Fines imposed by the Water Board can be pretty steep.
How To Sleep The Day Away And Earn Your MBA At The Same TimeTypical exchanges between recent graduates (and usually lawyers at any age) go something like this:
"Hi, Colby, I'm Mike. How are you?"
"Fine. How are you?"
"So, where did you go to school?"
Then, the discourse continues about people they know in common, etc., etc. Well, according to the Pennsylvania Attorney General, that exchange ended something like this when the response came about where Colby went to school. He responded with "Meow."
See, Colby is a cat. He got one of those online MBAs. No, not from this group or site - from one of those fake ones - here Trinity Southern University.
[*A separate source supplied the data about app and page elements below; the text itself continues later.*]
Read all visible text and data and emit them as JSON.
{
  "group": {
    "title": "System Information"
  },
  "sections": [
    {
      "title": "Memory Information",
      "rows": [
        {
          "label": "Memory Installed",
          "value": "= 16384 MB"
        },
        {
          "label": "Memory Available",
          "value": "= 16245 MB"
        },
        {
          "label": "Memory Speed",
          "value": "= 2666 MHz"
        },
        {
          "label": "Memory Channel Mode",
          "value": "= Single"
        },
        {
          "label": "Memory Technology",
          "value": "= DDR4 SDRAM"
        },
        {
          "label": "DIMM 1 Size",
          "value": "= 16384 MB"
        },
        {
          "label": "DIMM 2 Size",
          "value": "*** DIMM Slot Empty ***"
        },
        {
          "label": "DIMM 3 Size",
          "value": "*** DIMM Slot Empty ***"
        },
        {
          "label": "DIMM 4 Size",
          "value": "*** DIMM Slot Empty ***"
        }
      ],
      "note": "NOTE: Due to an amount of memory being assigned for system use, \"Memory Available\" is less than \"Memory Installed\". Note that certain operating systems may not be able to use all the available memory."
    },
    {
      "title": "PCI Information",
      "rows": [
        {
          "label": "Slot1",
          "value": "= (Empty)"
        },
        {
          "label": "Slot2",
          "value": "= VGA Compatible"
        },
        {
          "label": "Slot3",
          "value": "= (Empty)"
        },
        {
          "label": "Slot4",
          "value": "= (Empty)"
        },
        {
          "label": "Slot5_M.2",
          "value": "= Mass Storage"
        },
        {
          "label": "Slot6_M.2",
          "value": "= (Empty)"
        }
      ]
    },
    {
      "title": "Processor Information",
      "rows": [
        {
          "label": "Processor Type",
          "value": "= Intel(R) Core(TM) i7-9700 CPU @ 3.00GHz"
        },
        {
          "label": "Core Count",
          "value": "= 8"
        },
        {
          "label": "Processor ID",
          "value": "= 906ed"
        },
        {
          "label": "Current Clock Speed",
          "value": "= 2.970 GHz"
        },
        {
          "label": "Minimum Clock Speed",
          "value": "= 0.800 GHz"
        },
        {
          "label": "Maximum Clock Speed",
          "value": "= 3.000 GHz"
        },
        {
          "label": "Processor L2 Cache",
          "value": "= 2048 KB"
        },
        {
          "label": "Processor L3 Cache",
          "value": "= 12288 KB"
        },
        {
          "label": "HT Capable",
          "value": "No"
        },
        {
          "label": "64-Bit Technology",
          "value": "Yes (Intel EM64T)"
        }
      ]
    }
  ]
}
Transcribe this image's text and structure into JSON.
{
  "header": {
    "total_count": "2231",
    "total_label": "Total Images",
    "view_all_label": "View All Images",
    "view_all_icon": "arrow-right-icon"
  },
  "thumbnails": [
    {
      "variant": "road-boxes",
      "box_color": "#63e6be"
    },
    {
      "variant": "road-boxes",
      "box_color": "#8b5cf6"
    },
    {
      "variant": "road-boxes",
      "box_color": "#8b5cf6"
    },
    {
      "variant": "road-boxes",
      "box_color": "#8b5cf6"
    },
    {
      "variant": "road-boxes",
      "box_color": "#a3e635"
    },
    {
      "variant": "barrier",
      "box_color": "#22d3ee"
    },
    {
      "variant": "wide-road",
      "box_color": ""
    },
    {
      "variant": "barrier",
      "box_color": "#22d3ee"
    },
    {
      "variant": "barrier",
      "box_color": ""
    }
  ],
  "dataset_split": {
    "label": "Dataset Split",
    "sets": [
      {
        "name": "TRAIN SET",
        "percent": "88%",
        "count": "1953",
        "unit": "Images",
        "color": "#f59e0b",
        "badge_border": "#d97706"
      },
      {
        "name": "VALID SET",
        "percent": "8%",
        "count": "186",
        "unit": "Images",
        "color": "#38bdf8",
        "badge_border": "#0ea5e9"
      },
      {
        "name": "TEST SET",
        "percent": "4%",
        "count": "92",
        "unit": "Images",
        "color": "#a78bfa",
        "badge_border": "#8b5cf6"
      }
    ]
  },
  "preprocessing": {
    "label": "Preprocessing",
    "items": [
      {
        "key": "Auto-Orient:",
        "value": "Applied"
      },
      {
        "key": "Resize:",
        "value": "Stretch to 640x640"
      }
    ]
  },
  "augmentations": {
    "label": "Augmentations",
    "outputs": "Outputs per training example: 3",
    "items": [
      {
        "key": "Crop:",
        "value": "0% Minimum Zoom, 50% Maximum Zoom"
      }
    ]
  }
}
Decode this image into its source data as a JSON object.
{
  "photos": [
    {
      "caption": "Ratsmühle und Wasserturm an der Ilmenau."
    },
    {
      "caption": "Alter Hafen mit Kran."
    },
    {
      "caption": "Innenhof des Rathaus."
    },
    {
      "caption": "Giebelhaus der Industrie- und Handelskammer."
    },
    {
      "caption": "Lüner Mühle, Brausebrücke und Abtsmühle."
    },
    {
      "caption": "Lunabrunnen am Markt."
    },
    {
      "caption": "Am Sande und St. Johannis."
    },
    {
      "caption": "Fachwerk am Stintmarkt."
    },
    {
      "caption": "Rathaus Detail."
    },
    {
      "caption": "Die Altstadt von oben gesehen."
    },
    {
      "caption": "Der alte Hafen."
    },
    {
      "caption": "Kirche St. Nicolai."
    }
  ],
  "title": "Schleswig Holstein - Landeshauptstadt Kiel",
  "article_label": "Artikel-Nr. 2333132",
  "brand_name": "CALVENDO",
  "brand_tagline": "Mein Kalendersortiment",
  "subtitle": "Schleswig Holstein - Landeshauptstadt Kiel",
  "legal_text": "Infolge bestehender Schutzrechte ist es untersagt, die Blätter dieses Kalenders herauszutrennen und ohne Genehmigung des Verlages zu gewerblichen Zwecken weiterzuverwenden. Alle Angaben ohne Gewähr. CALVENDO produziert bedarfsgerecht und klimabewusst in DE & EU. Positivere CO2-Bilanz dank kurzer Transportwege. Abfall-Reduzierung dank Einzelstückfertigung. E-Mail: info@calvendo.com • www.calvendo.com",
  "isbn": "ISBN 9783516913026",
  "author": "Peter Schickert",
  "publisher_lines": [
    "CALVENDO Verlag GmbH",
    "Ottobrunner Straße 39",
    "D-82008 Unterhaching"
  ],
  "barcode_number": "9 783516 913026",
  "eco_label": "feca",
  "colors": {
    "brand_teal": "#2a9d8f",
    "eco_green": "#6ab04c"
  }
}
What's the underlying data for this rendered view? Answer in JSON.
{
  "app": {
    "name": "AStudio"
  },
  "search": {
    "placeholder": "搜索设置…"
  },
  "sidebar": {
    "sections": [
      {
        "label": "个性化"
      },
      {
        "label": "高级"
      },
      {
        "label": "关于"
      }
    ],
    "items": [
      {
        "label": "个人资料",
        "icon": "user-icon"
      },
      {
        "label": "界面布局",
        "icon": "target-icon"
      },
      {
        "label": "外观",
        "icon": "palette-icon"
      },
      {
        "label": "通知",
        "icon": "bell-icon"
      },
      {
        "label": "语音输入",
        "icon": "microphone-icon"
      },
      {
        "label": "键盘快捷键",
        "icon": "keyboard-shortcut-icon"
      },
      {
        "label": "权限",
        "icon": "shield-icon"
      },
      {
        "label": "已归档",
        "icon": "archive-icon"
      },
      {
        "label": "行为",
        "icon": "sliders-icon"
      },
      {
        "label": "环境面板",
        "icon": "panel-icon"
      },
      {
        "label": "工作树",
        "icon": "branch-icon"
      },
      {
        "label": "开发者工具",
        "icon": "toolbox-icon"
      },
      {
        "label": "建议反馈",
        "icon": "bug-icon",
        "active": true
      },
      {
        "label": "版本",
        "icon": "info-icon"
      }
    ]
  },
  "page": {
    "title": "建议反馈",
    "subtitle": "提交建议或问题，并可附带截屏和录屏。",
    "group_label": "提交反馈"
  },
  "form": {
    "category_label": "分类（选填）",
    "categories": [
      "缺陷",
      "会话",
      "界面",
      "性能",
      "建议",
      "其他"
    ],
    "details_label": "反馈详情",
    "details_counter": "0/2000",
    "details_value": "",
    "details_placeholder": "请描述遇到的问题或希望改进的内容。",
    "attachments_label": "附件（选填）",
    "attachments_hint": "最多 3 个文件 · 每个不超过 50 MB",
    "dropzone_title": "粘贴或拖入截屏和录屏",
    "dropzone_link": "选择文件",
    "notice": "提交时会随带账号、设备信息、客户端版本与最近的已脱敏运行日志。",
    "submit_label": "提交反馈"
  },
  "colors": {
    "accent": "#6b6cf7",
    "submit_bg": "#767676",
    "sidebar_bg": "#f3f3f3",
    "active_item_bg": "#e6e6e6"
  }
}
Next thing you know, people will believe that the University of Okoboji is a school, not how you spent the summer at Spirit Lake in Iowa.
I'm Hoping I Don't Get A Lump Of CoalSomeone asked me for a Christmas list.
With a caveat or two, here goes. All right, not so fast. Here are the caveats. I'm a tech head. A regular gadget freak. So, that means I already have some toys.
Therefore, this list won't include those toys. But then again, if you're reading this, you probably have most of them too, so you can be a bit voyeuristic.
My other caveat is that I want to put things on my list that I've seen in the movies but haven't been invented yet. You know, like that holographic projection thing that R2D2 sported in Star Wars.
Earth to Craig. Come back, please.
All right, here it is:
A Projection keyboard for my Pocket PC.
Video conferencing for my law firm's conference room. OK, this one isn't realistic. It's almost $20,000. But I can still lust after it, can't I?
An external backup hard drive. Much more realistic, and much more practical.
Now here's one that's just plain cool, but I don't necessarily need (who's into spying?): a wireless video camera and microphone, packed into a pen.
And just in case you wanted to make sure you passed along your high-tech genes to your offspring, they've updated Etch-a-sketch, so your kids won't be left without at least one toy that requires batteries.
A 1 gig flash drive, preferably in a pen.
A good underwater digital camera.
An iRiver MP3 player.
Shure headphones, but with a microphone hooked into them, too.
Finally, a wireless remote.
Some are expensive, and some are cheap. But it all depends on how you want to spend your money (take the "Facilities Tour").